▸ **Data provided**
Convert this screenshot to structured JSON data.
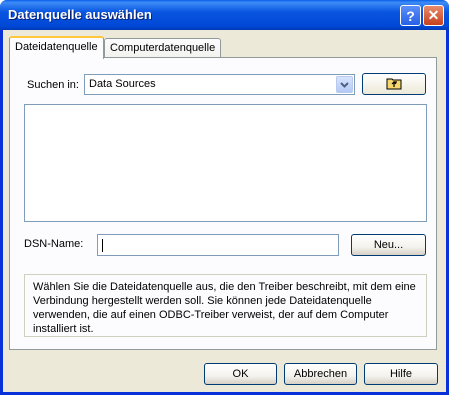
{
  "window": {
    "title": "Datenquelle auswählen",
    "help_label": "?",
    "close_label": "✕"
  },
  "tabs": [
    {
      "label": "Dateidatenquelle",
      "active": true
    },
    {
      "label": "Computerdatenquelle",
      "active": false
    }
  ],
  "lookin": {
    "label": "Suchen in:",
    "value": "Data Sources"
  },
  "dsn": {
    "label": "DSN-Name:",
    "value": "",
    "new_label": "Neu..."
  },
  "description": "Wählen Sie die Dateidatenquelle aus, die den Treiber beschreibt, mit dem eine Verbindung hergestellt werden soll. Sie können jede Dateidatenquelle verwenden, die auf einen ODBC-Treiber verweist, der auf dem Computer installiert ist.",
  "buttons": {
    "ok": "OK",
    "cancel": "Abbrechen",
    "help": "Hilfe"
  },
  "icons": {
    "up_folder": "folder-up-icon",
    "dropdown": "chevron-down-icon"
  }
}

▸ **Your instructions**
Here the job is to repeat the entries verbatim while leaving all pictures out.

▸ **Exercise result**
Convert this screenshot to structured JSON data.
{
  "window": {
    "title": "Datenquelle auswählen",
    "help_label": "?",
    "close_label": "✕"
  },
  "tabs": [
    {
      "label": "Dateidatenquelle",
      "active": true
    },
    {
      "label": "Computerdatenquelle",
      "active": false
    }
  ],
  "lookin": {
    "label": "Suchen in:",
    "value": "Data Sources"
  },
  "dsn": {
    "label": "DSN-Name:",
    "value": "",
    "new_label": "Neu..."
  },
  "description": "Wählen Sie die Dateidatenquelle aus, die den Treiber beschreibt, mit dem eine Verbindung hergestellt werden soll. Sie können jede Dateidatenquelle verwenden, die auf einen ODBC-Treiber verweist, der auf dem Computer installiert ist.",
  "buttons": {
    "ok": "OK",
    "cancel": "Abbrechen",
    "help": "Hilfe"
  },
  "icons": {
    "up_folder": "folder-up-icon",
    "dropdown": "chevron-down-icon"
  }
}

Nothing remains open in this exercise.